● **Activity**
Select, from the data, each line where "title" occurs.

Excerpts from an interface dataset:
===============

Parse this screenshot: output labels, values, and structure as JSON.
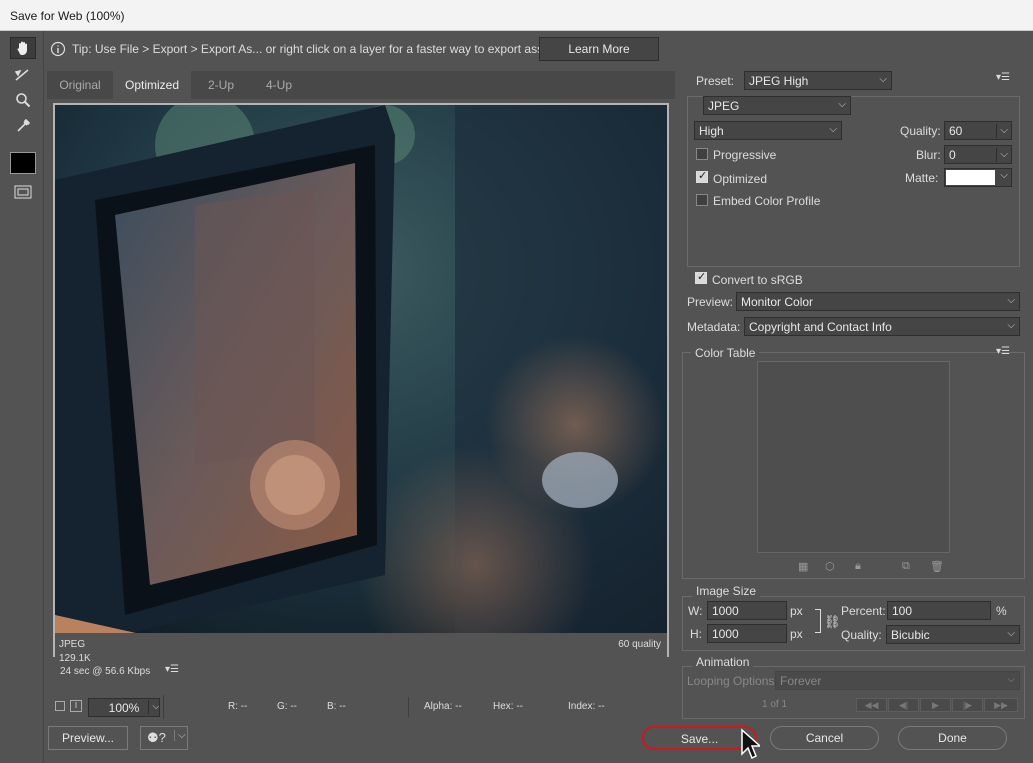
{
  "window": {
    "title": "Save for Web (100%)"
  },
  "tip": {
    "text": "Tip: Use File > Export > Export As...  or right click on a layer for a faster way to export assets",
    "learn_more": "Learn More"
  },
  "tabs": [
    "Original",
    "Optimized",
    "2-Up",
    "4-Up"
  ],
  "image_info": {
    "format": "JPEG",
    "size": "129.1K",
    "timing": "24 sec @ 56.6 Kbps",
    "quality": "60 quality"
  },
  "statusbar": {
    "zoom": "100%",
    "r": "R: --",
    "g": "G: --",
    "b": "B: --",
    "alpha": "Alpha: --",
    "hex": "Hex: --",
    "index": "Index: --"
  },
  "settings": {
    "preset_label": "Preset:",
    "preset": "JPEG High",
    "format": "JPEG",
    "compression": "High",
    "quality_label": "Quality:",
    "quality": "60",
    "blur_label": "Blur:",
    "blur": "0",
    "matte_label": "Matte:",
    "progressive": "Progressive",
    "optimized": "Optimized",
    "embed_profile": "Embed Color Profile",
    "convert_srgb": "Convert to sRGB",
    "preview_label": "Preview:",
    "preview": "Monitor Color",
    "metadata_label": "Metadata:",
    "metadata": "Copyright and Contact Info"
  },
  "color_table": {
    "title": "Color Table"
  },
  "image_size": {
    "title": "Image Size",
    "w_label": "W:",
    "w": "1000",
    "h_label": "H:",
    "h": "1000",
    "unit": "px",
    "percent_label": "Percent:",
    "percent": "100",
    "percent_unit": "%",
    "quality_label": "Quality:",
    "quality": "Bicubic"
  },
  "animation": {
    "title": "Animation",
    "looping_label": "Looping Options:",
    "looping": "Forever",
    "frame": "1 of 1"
  },
  "buttons": {
    "preview": "Preview...",
    "save": "Save...",
    "cancel": "Cancel",
    "done": "Done"
  },
  "colors": {
    "save_highlight": "#d0161e",
    "panel_bg": "#535353",
    "field_bg": "#454545"
  }
}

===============

● **Exercise answer**
    "title": "Save for Web (100%)"
    "title": "Color Table"
    "title": "Image Size",
    "title": "Animation",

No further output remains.